## To do
Work out how many lines in the records include the word "subtitle", then answer with nothing but that number.

─── Recorded information ───

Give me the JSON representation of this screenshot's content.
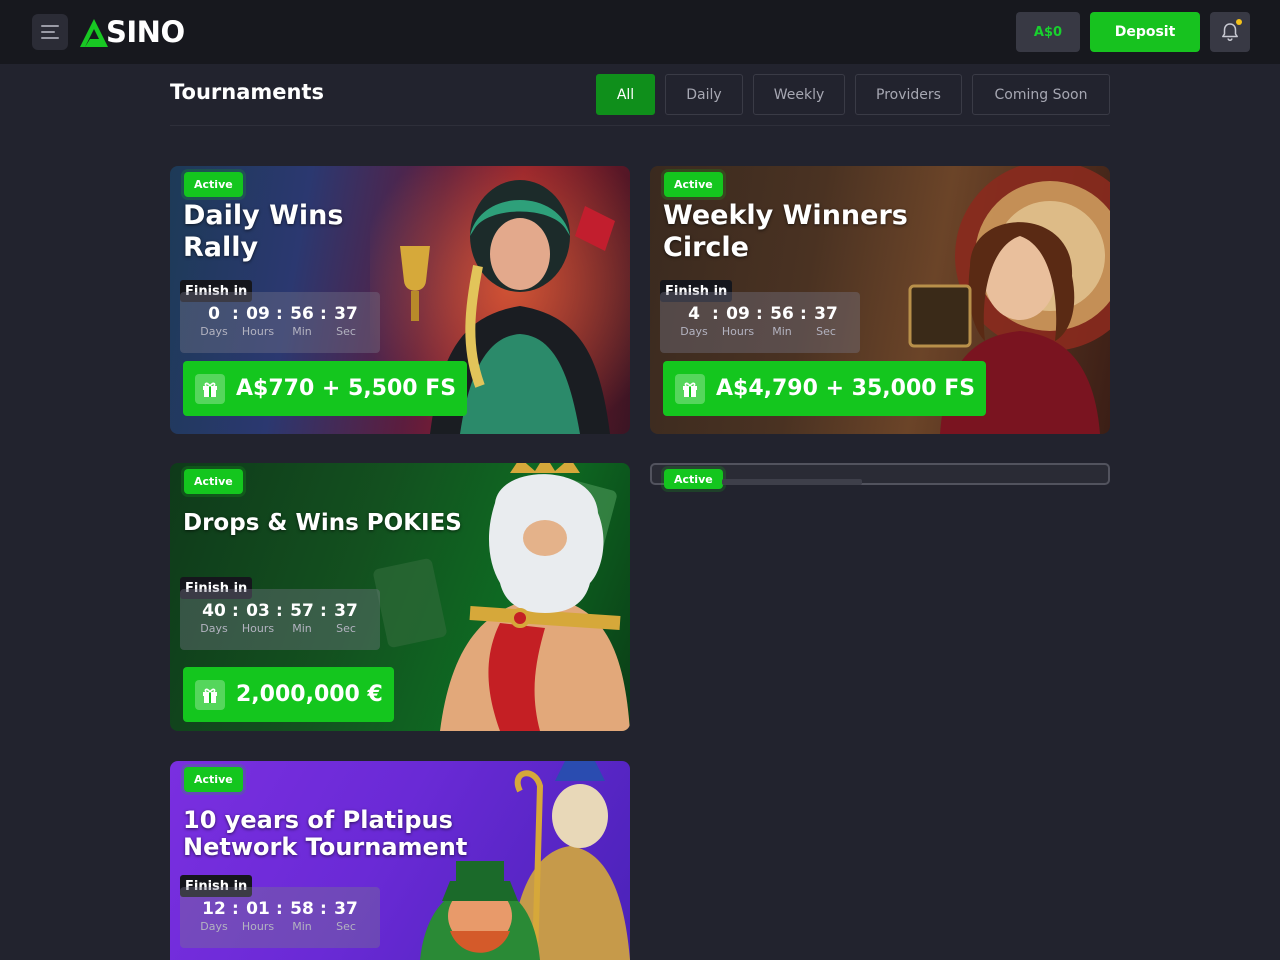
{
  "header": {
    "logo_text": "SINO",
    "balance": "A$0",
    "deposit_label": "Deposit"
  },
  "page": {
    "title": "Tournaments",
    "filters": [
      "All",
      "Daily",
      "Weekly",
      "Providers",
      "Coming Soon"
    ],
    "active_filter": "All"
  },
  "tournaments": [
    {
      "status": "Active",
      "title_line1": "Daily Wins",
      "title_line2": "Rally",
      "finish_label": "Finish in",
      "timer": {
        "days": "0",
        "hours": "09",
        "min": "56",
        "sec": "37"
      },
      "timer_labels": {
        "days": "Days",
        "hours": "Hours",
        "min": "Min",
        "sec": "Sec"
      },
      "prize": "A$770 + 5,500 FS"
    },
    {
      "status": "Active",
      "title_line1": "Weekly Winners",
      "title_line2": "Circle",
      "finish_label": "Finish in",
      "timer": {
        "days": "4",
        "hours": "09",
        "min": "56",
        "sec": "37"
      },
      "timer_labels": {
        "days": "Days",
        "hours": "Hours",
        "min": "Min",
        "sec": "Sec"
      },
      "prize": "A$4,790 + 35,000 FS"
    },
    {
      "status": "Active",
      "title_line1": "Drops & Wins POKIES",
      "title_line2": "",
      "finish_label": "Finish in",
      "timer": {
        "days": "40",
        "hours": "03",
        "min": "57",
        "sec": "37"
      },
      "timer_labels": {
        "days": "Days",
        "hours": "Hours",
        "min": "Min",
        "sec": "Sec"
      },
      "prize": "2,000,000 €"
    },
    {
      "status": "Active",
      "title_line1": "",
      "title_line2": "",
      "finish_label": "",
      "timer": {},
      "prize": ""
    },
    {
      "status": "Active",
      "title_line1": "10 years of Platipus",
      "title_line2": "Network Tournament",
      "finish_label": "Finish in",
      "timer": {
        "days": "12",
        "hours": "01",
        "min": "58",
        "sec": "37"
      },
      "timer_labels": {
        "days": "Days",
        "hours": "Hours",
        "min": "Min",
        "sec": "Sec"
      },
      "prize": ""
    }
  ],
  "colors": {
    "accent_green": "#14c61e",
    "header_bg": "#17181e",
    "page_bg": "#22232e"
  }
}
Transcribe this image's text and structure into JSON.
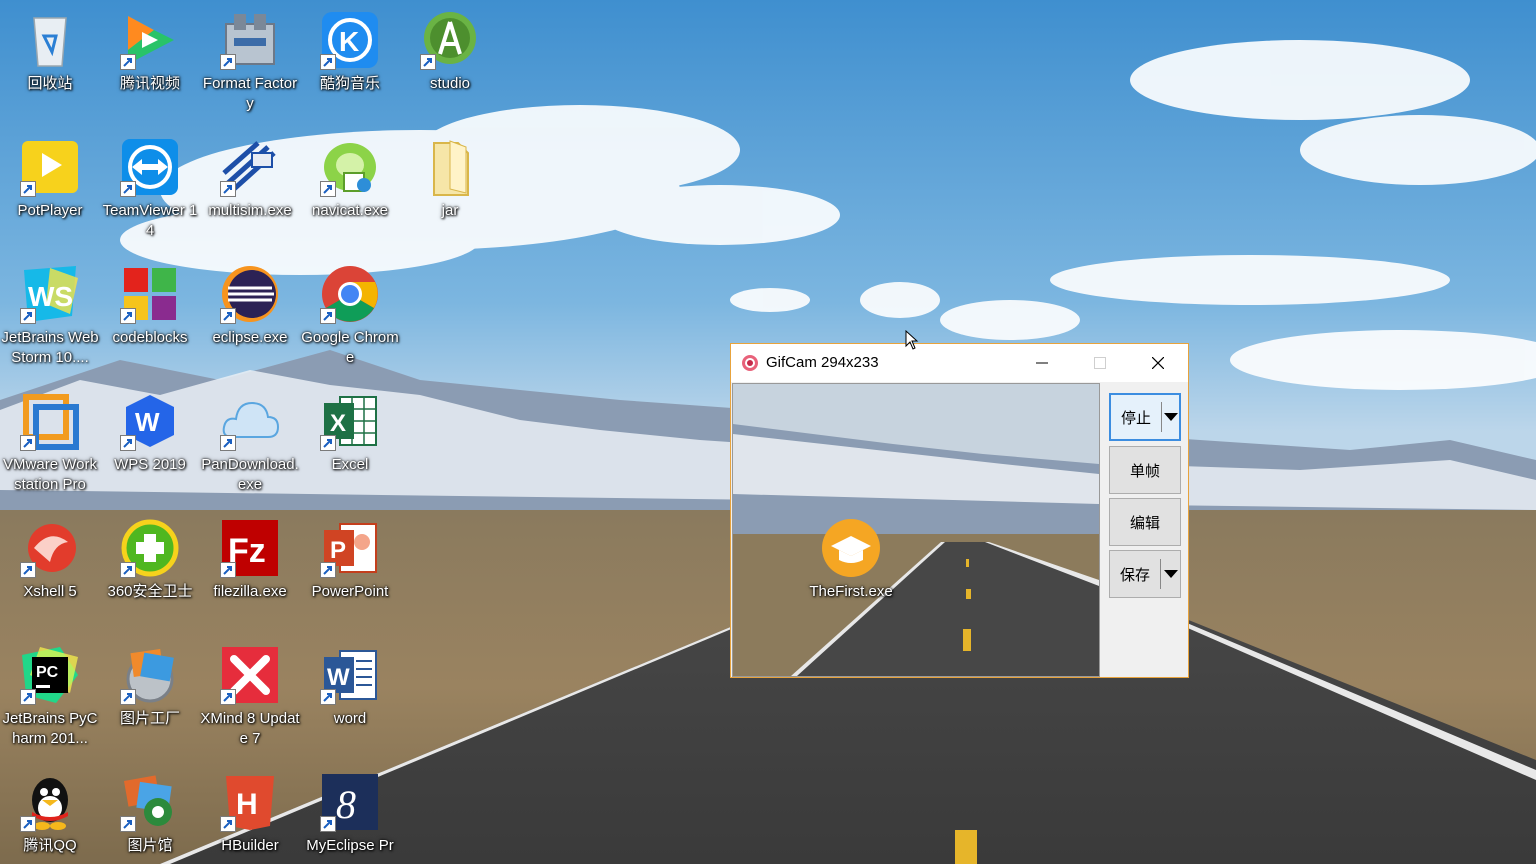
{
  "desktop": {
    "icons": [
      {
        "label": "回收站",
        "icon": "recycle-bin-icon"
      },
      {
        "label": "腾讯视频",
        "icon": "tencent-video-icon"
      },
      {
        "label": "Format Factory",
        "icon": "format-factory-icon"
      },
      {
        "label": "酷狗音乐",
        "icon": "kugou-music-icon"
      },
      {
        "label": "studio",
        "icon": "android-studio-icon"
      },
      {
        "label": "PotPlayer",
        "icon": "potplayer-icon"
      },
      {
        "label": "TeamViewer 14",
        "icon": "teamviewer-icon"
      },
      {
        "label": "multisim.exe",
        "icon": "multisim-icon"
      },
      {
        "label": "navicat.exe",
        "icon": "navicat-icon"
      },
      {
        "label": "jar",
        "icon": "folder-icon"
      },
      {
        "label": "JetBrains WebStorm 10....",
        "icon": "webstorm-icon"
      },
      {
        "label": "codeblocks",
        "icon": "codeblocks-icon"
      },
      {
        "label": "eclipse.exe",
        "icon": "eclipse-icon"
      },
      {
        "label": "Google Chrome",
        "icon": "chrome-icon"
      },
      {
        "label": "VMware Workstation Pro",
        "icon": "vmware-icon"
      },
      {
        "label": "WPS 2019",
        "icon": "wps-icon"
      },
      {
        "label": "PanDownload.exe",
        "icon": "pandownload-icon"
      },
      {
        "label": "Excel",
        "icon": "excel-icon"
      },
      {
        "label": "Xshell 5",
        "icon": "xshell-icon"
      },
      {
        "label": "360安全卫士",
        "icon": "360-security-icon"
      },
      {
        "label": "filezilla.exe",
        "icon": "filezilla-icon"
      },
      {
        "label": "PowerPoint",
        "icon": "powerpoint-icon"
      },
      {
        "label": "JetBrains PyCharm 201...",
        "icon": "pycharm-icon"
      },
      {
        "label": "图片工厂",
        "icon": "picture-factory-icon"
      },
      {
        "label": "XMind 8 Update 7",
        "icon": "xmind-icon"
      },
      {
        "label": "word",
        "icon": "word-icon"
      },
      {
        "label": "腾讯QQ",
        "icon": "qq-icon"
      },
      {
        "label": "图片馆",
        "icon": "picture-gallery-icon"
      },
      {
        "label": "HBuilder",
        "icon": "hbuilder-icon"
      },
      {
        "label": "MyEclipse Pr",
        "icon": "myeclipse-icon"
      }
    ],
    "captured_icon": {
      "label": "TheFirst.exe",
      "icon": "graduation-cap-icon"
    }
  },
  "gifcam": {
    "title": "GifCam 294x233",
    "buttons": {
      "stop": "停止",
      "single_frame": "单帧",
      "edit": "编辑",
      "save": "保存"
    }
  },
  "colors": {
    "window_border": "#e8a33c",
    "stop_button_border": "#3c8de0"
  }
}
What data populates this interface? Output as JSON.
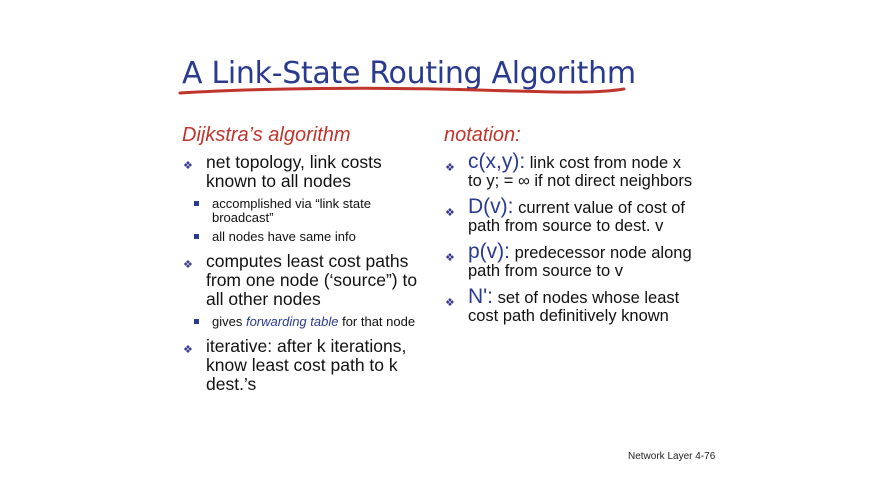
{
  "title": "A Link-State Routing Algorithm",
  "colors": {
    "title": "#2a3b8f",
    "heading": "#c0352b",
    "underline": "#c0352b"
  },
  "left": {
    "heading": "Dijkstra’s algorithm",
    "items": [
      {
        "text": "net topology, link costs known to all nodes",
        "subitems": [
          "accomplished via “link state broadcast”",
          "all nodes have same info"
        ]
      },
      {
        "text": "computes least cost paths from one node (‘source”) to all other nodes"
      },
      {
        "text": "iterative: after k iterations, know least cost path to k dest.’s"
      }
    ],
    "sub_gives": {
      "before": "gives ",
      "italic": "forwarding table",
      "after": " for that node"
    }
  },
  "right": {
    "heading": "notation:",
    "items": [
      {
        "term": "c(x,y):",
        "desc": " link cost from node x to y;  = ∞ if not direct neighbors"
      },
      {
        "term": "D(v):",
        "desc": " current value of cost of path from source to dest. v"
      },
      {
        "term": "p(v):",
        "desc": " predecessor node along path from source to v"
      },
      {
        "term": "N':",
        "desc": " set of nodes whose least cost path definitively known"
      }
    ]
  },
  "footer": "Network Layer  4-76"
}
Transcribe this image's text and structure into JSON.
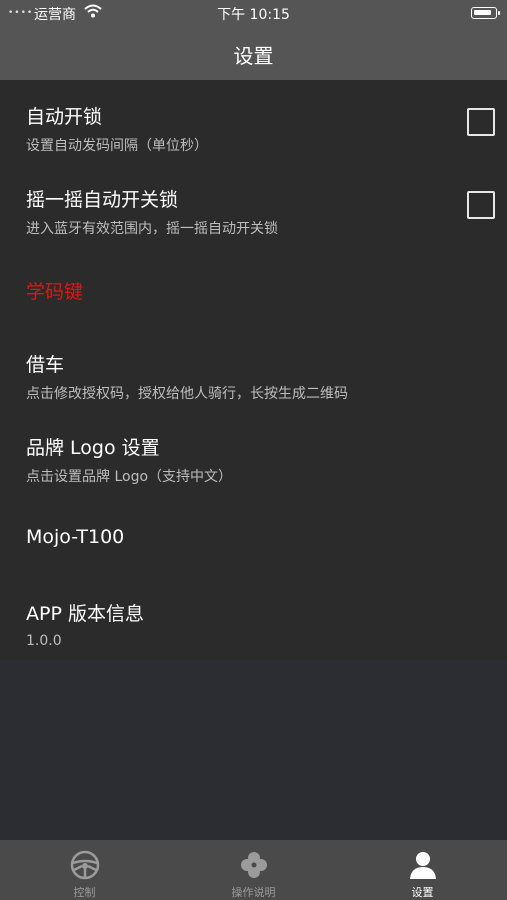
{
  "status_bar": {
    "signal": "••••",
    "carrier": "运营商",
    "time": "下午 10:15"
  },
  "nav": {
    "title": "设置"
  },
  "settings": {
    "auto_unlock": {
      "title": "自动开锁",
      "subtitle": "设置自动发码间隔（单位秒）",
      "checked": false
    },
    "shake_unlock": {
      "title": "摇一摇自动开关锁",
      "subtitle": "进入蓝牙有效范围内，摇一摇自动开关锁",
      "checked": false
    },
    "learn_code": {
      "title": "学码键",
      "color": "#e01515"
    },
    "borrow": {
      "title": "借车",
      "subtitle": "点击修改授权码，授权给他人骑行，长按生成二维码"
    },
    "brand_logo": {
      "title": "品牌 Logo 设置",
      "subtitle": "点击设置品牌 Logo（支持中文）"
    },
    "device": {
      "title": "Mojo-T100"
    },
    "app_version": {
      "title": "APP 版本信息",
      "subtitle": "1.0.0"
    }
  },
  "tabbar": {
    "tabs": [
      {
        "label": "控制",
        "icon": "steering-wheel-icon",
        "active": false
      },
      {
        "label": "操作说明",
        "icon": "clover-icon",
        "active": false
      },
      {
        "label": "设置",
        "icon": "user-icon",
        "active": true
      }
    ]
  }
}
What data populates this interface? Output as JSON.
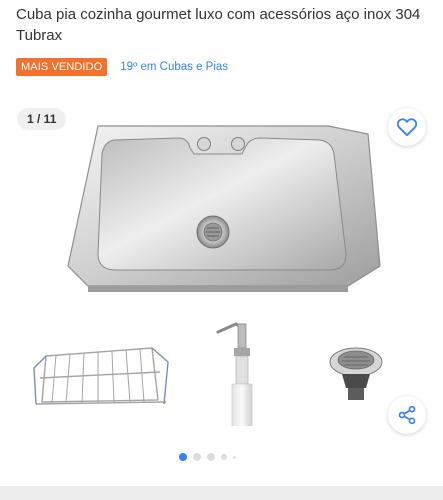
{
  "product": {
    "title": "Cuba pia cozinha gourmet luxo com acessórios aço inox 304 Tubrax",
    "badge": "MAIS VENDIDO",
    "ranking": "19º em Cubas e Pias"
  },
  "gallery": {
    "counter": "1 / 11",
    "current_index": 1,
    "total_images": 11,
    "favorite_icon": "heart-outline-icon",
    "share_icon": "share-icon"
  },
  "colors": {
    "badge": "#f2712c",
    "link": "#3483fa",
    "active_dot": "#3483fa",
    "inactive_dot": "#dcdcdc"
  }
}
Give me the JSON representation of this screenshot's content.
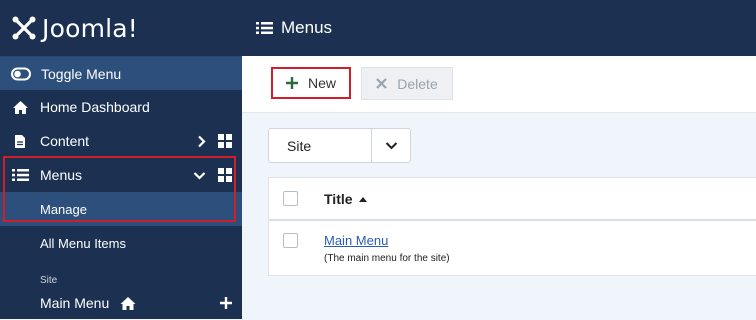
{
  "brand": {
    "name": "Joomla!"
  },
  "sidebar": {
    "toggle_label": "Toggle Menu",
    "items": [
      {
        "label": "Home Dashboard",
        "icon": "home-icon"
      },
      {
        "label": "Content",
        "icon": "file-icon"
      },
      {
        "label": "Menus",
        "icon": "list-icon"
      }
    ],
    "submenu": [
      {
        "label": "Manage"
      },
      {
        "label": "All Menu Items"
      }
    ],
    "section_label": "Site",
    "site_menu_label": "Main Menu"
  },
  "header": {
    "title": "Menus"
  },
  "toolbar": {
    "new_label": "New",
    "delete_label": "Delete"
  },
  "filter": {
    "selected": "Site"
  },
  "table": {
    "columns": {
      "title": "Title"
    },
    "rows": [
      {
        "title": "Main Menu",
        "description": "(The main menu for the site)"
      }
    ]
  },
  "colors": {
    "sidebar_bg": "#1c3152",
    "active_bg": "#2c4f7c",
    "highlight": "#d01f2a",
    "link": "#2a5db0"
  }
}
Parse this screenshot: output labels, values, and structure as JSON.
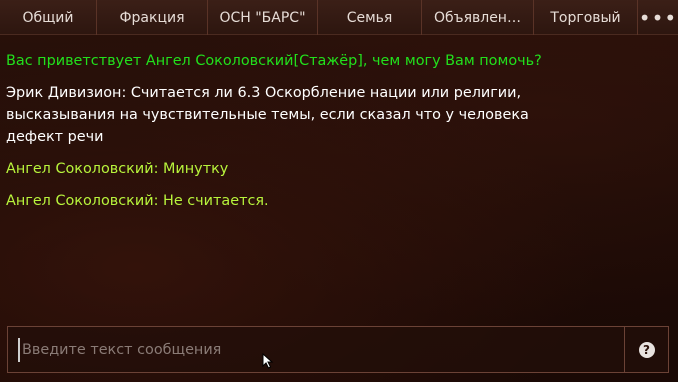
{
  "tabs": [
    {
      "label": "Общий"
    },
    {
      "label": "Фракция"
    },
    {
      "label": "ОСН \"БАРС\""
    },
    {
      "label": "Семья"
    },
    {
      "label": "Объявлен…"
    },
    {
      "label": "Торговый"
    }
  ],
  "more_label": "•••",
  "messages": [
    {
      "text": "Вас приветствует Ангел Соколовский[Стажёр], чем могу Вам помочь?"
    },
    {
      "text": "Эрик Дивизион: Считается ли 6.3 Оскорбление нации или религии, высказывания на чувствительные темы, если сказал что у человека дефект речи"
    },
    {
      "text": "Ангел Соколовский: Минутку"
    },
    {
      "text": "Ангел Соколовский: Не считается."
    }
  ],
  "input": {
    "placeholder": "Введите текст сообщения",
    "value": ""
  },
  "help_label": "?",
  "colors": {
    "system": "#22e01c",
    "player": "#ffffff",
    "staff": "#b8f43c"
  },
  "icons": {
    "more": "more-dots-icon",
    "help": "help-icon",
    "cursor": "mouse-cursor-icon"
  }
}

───

## Response to this exercise
5